> [Exercise description] Every line below that holds the word "arrow" must be listed.

── Dataset records ──

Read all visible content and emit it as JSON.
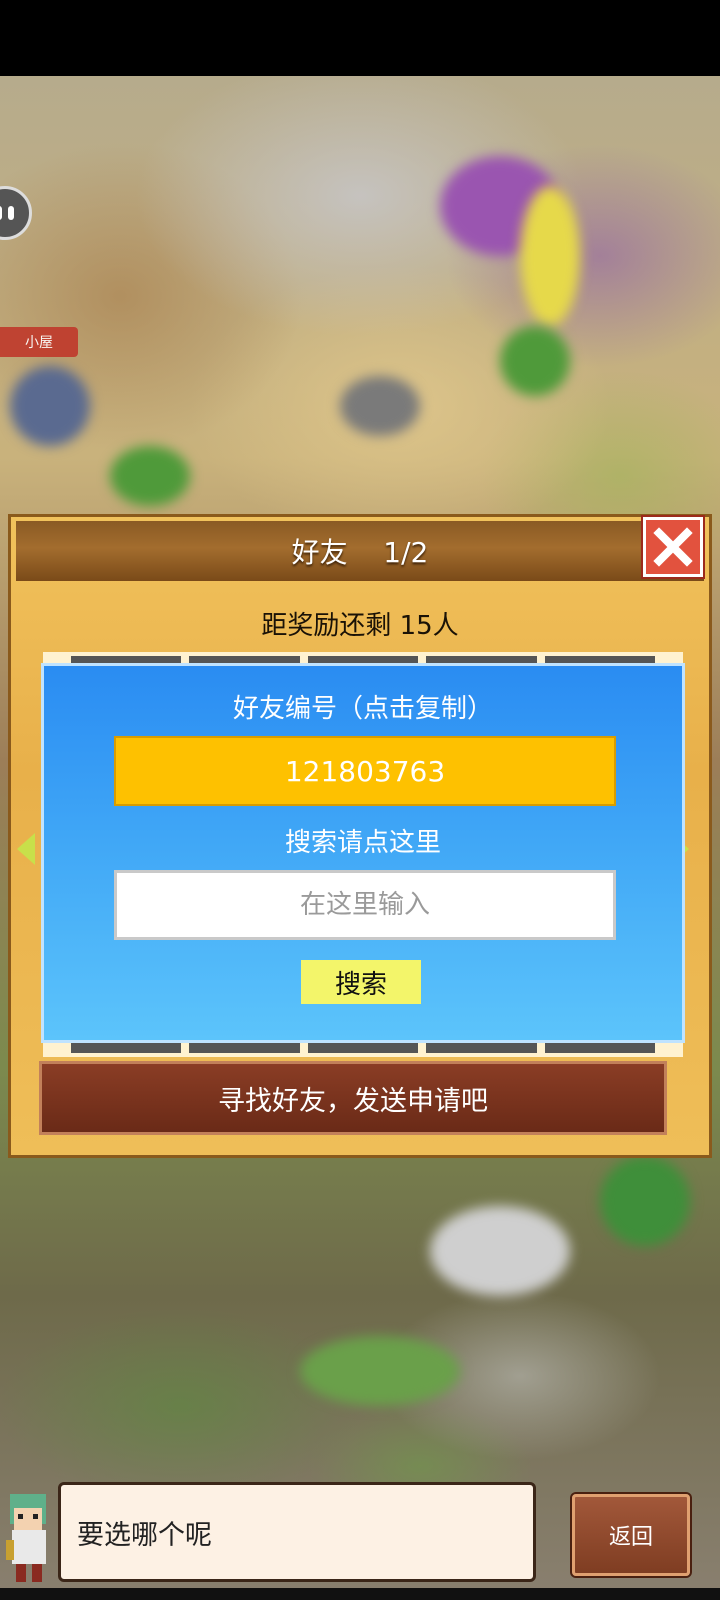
{
  "map": {
    "hut_tag": "小屋"
  },
  "panel": {
    "title": "好友    1/2",
    "reward_text": "距奖励还剩 15人",
    "friend_id_label": "好友编号（点击复制）",
    "friend_id": "121803763",
    "search_label": "搜索请点这里",
    "search_placeholder": "在这里输入",
    "search_button": "搜索",
    "find_friends_button": "寻找好友，发送申请吧"
  },
  "dialog": {
    "text": "要选哪个呢"
  },
  "back_button": "返回",
  "colors": {
    "panel_gold": "#efbe58",
    "header_brown": "#8a5a24",
    "close_red": "#e2523e",
    "card_blue": "#3fa6f6",
    "id_yellow": "#fec100",
    "search_button_yellow": "#f3f56a",
    "find_bar_brown": "#7a3320"
  },
  "icons": {
    "close": "close-x-icon",
    "prev": "arrow-left-icon",
    "next": "arrow-right-icon",
    "side": "chat-bubble-icon"
  }
}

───

> [Written answer]
    "prev": "arrow-left-icon",
    "next": "arrow-right-icon",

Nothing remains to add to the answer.